I currently have new book reviews for Tearing up the Silk Road (Garnet Publishing, 2012) in Australia's Get Lost Magazine (see it here), Vagablogging, Open Central Asia Magazine, and Perceptive Travel. It's also been in Wanderlust, National Geographic Traveller and Bare Essentials.
The Kindle version of Tearing up the Silk Road is now available to download for just £1.91 at amazon.co.uk, and $3.09 at amazon.com. Any reviews on Amazon or other book sites would be appreciated.
My new book Voodoo, Slaves and White Man's Graves is now receiving quite a bit of interest from both publishers and literary agents. It's too early to announce anything yet but hopefully I'll have some more news soon
Another project that I have recently become involved in, is setting up Wicked World, a new alternative travel digital magazine.
Our intention is to provide a showcase for honest, alternative and irreverent writing, with a particular emphasis on internationally oriented underground culture.
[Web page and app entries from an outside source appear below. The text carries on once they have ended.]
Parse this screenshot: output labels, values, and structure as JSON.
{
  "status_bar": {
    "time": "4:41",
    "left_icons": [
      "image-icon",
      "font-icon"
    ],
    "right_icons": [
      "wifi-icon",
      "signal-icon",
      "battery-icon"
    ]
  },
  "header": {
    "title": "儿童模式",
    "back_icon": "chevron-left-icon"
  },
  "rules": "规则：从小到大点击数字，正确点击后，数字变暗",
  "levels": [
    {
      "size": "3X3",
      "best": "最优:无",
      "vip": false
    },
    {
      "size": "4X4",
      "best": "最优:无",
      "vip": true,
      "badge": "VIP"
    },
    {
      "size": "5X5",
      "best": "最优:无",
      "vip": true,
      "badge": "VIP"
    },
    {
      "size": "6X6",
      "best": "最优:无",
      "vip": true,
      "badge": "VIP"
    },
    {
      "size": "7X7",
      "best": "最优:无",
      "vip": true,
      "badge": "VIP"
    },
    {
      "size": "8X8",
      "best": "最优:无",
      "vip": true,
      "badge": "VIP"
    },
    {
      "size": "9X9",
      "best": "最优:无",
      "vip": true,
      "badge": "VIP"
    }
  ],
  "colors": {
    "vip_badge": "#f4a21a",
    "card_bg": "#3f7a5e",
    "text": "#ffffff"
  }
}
We are also planning to provide a syndication service for travel related articles, and to experiment with publishing the kind of eBooks that wouldn't normally find an outlet through more mainstream publishers... Read More
I have recently returned from visiting Cuba for the first time. I flew into Havana and then travelled to Vinales, Trinidad, Cienefuegos and Santa Clara before returning to, and flying out of Havana. We stayed in Casa Particulares and used a mixture of Viazul buses and shared taxis to travel between cities.
I have now completed my second full-length travel book Voodoo, Slaves and White Man's Graves: West Africa and the End of Days.
Detailing a journey through Benin, Togo, Ghana, Burkina Faso and Mali, it deals with such themes as: freedom and slavery; the resurgence of superstition and its threat to rationality; the corporate colonisation of the unconscious; the modern day construction of tradition; and the hidden influence of globalisation... Read More
As we clattered through the Kyzylkum desert in the battered shared taxi, the driver reached across and offered me some pills. When I asked him what they were, he shrugged. Sometimes the drivers would take nicotine pills rather than smoking, but chewing tobacco had already been passed around. When it was time to spit out the dregs, they would push open their doors and gob out huge streams of brown spittle into the passing desert. If the timing were wrong and the wind in the wrong direction, then the back seat passengers would be splattered with the chewed out remains. I was wary of accepting an unknown quantity of...
The two young Aussie guys in their bright white shirts couldn't hide their disappointment. As the various day trippers had trudged back on to the Fraser Explorer four wheel drive bus, several had looked over to them quizzically. They looked a bit too smart to be on our bus. "We're custom officials" they said, cheerfully. They weren't really. They were trying to flog fifteen minute flights over Fraser Island for seventy five Australian dollars a head. Apparently this was great value, we'd see all the highlights from a bird's eye view - maybe even some dolphins and sting rays - and we wouldn't miss any of the...